Their glutes got bigger because they were recruiting muscle fibers that perform hip abduction and external rotation, which had been neglected in the gym from doing nothing but squats, lunges and deadlifts.

Prof. Powers has been a pioneer in research that demonstrates a link between frequent glute activation and a stronger mind-muscle connection, which is an essential component of strength and hypertrophy development. So even though pure hip extension wasn’t trained, that movement got stronger because the brain was better able to recruit the entire gluteal fibers in any future task.

My point here is that ultimate glute development requires a strong emphasis on hip abduction and hip external rotation. Those two movement planes must be frequently trained in order to build the glutes to the highest level of size and performance.

Test Yourself

Before you watch the video where I outline my favorite 7-minute glute-building sequence, test yourself (or one of your clients).

  • Stiff hamstrings? Do a standing toe touch assessment, then perform the glute sequence and immediately retest it.
  • Knee or low back pain? Do a movement which causes you to feel the discomfort, then perform the glute sequence and immediately retest it.
  • Need to improve your squat, lunge, deadlift, sprint or vertical jump? Do the following sequence twice each day for 2 weeks, then retest the exercise you’re trying to improve. Your performance will definitely go up!

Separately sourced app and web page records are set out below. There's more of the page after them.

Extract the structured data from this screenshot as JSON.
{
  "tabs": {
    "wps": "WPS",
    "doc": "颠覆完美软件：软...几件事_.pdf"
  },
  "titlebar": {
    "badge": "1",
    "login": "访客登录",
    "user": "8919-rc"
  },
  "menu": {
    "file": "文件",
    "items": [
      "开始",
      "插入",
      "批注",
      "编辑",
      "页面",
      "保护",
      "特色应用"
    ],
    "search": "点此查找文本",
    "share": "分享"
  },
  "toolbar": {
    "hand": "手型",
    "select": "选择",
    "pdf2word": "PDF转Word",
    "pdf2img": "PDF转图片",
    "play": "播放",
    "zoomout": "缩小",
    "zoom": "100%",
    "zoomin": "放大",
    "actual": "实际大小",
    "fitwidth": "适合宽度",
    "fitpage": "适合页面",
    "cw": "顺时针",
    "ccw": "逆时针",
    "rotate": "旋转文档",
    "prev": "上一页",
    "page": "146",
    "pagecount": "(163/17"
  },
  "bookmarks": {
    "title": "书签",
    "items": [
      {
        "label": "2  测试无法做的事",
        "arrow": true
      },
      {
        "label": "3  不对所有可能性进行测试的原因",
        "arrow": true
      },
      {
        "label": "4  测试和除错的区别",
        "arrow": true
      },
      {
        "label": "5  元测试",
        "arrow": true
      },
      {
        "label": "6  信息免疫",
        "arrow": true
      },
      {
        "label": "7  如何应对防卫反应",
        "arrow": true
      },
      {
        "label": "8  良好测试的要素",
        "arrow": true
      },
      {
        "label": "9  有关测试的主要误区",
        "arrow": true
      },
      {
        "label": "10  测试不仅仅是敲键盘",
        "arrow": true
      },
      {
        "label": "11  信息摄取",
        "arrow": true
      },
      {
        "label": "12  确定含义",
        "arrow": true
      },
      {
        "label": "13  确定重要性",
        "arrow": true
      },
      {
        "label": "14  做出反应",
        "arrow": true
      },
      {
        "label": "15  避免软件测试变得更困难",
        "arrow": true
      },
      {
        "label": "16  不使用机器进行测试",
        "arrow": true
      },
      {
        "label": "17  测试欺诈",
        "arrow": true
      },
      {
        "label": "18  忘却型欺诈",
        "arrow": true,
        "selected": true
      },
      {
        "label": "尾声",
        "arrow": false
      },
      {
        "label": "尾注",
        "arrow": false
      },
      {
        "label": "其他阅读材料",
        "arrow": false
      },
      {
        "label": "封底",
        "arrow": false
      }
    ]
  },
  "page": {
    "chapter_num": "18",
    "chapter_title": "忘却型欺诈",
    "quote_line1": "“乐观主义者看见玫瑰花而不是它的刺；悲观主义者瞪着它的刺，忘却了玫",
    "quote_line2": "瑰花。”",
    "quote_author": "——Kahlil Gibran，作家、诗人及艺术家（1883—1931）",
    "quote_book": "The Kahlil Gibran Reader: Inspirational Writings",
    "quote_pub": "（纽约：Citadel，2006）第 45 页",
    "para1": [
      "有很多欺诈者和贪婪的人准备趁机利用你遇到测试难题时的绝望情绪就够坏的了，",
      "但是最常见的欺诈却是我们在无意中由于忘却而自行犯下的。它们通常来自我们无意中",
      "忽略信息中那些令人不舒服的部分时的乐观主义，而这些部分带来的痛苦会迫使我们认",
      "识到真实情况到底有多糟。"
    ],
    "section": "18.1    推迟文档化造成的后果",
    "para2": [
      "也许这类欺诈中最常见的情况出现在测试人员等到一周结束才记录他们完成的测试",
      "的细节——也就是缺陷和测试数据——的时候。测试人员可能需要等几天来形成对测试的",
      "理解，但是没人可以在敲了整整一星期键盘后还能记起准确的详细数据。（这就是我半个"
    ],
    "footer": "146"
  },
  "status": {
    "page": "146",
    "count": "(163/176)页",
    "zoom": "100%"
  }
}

The following Ultimate Glute Development sequence requires a mini-band. I use the bands made by Perform Better, which can be found at this Amazon link. Most females should start with a yellow mini-band; males can start with a green. The key is to progress the band tension as your strength improves.

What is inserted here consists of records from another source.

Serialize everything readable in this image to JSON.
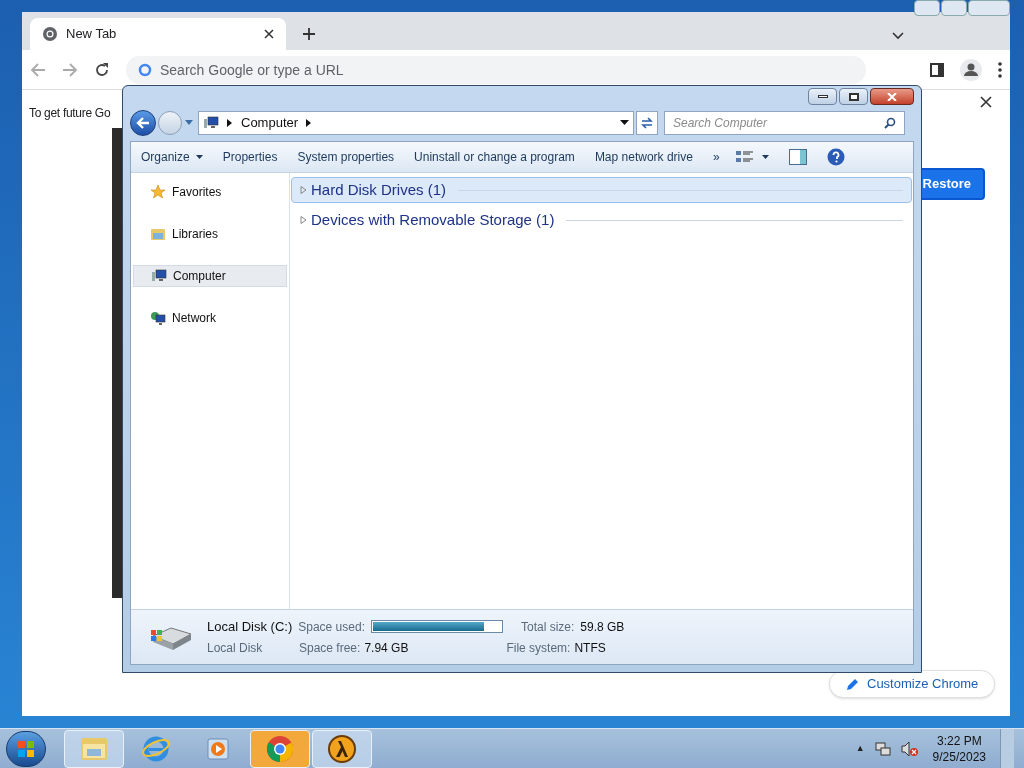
{
  "chrome": {
    "tab": {
      "title": "New Tab"
    },
    "omnibox": {
      "placeholder": "Search Google or type a URL"
    },
    "banner": {
      "text": "To get future Go"
    },
    "restore_button": "Restore",
    "customize_button": "Customize Chrome"
  },
  "explorer": {
    "breadcrumb": [
      "Computer"
    ],
    "search": {
      "placeholder": "Search Computer"
    },
    "toolbar": [
      {
        "label": "Organize",
        "dropdown": true
      },
      {
        "label": "Properties",
        "dropdown": false
      },
      {
        "label": "System properties",
        "dropdown": false
      },
      {
        "label": "Uninstall or change a program",
        "dropdown": false
      },
      {
        "label": "Map network drive",
        "dropdown": false
      },
      {
        "label": "»",
        "dropdown": false
      }
    ],
    "nav": [
      {
        "label": "Favorites",
        "kind": "star",
        "selected": false
      },
      {
        "label": "Libraries",
        "kind": "library",
        "selected": false
      },
      {
        "label": "Computer",
        "kind": "computer",
        "selected": true
      },
      {
        "label": "Network",
        "kind": "network",
        "selected": false
      }
    ],
    "groups": [
      {
        "label": "Hard Disk Drives (1)",
        "expanded": false,
        "selected": true
      },
      {
        "label": "Devices with Removable Storage (1)",
        "expanded": false,
        "selected": false
      }
    ],
    "details": {
      "name": "Local Disk (C:)",
      "type": "Local Disk",
      "used_label": "Space used:",
      "level": 0.87,
      "free_label": "Space free:",
      "free": "7.94 GB",
      "total_label": "Total size:",
      "total": "59.8 GB",
      "fs_label": "File system:",
      "fs": "NTFS"
    }
  },
  "taskbar": {
    "items": [
      {
        "kind": "explorer",
        "running": true,
        "flashing": false
      },
      {
        "kind": "ie",
        "running": false,
        "flashing": false
      },
      {
        "kind": "media",
        "running": false,
        "flashing": false
      },
      {
        "kind": "chrome",
        "running": true,
        "flashing": true
      },
      {
        "kind": "halflife",
        "running": true,
        "flashing": false
      }
    ],
    "tray": {
      "time": "3:22 PM",
      "date": "9/25/2023",
      "expand": "▲"
    }
  }
}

  • Goal for males: perform the entire Ultimate Glute Development sequence with a black Perform Better mini-band.
  • Goal for females: perform the entire Ultimate Glute Development sequence with a blue Perform Better mini-band.

Here’s the Ultimate Glute Development sequence, a collection of my favorite glute-building exercises, all crammed into a 7-minute drill. Do this sequence at least once per day (preferably twice), at the beginning of your regular workouts or as a stand-alone drill.

I highly recommend you make this a foundational activation sequence for you and your clients, for years to come.

Stay Focused,